Dataset rows for apps and sites:
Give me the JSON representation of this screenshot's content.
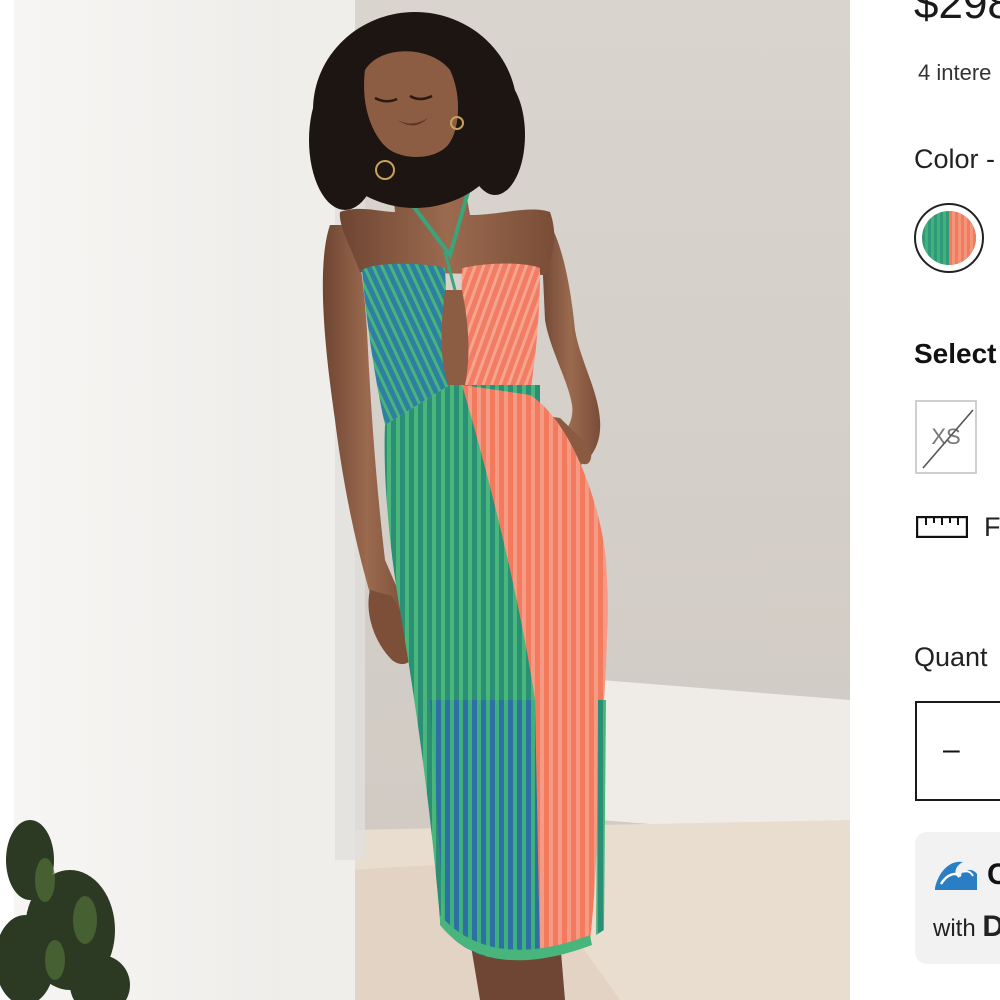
{
  "product": {
    "price_partial": "$298",
    "interest_partial": "4 intere",
    "color_label_partial": "Color -",
    "color_swatch": {
      "colors": [
        "#2f9a78",
        "#f47a5e"
      ],
      "selected": true
    },
    "size_label_partial": "Select",
    "sizes": [
      {
        "label": "XS",
        "available": false
      }
    ],
    "fit_guide_partial": "F",
    "quantity_label_partial": "Quant",
    "quantity_minus": "–",
    "promo": {
      "line1_partial": "C",
      "line2_prefix": "with",
      "line2_bold_partial": "D"
    }
  },
  "photo": {
    "alt": "product-photo",
    "palette": {
      "wall": "#f6f5f3",
      "backdrop": "#d8d3cd",
      "floor": "#e9ddd0",
      "green": "#2f9a78",
      "coral": "#f47a5e",
      "skin": "#8a5a41",
      "hair": "#1d1511"
    }
  },
  "icons": {
    "ruler": "ruler-icon",
    "wave": "wave-icon"
  }
}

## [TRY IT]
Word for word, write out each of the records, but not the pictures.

## [COMPLETED EXERCISE]
Give me the JSON representation of this screenshot's content.
{
  "product": {
    "price_partial": "$298",
    "interest_partial": "4 intere",
    "color_label_partial": "Color -",
    "color_swatch": {
      "colors": [
        "#2f9a78",
        "#f47a5e"
      ],
      "selected": true
    },
    "size_label_partial": "Select",
    "sizes": [
      {
        "label": "XS",
        "available": false
      }
    ],
    "fit_guide_partial": "F",
    "quantity_label_partial": "Quant",
    "quantity_minus": "–",
    "promo": {
      "line1_partial": "C",
      "line2_prefix": "with",
      "line2_bold_partial": "D"
    }
  },
  "photo": {
    "alt": "product-photo",
    "palette": {
      "wall": "#f6f5f3",
      "backdrop": "#d8d3cd",
      "floor": "#e9ddd0",
      "green": "#2f9a78",
      "coral": "#f47a5e",
      "skin": "#8a5a41",
      "hair": "#1d1511"
    }
  },
  "icons": {
    "ruler": "ruler-icon",
    "wave": "wave-icon"
  }
}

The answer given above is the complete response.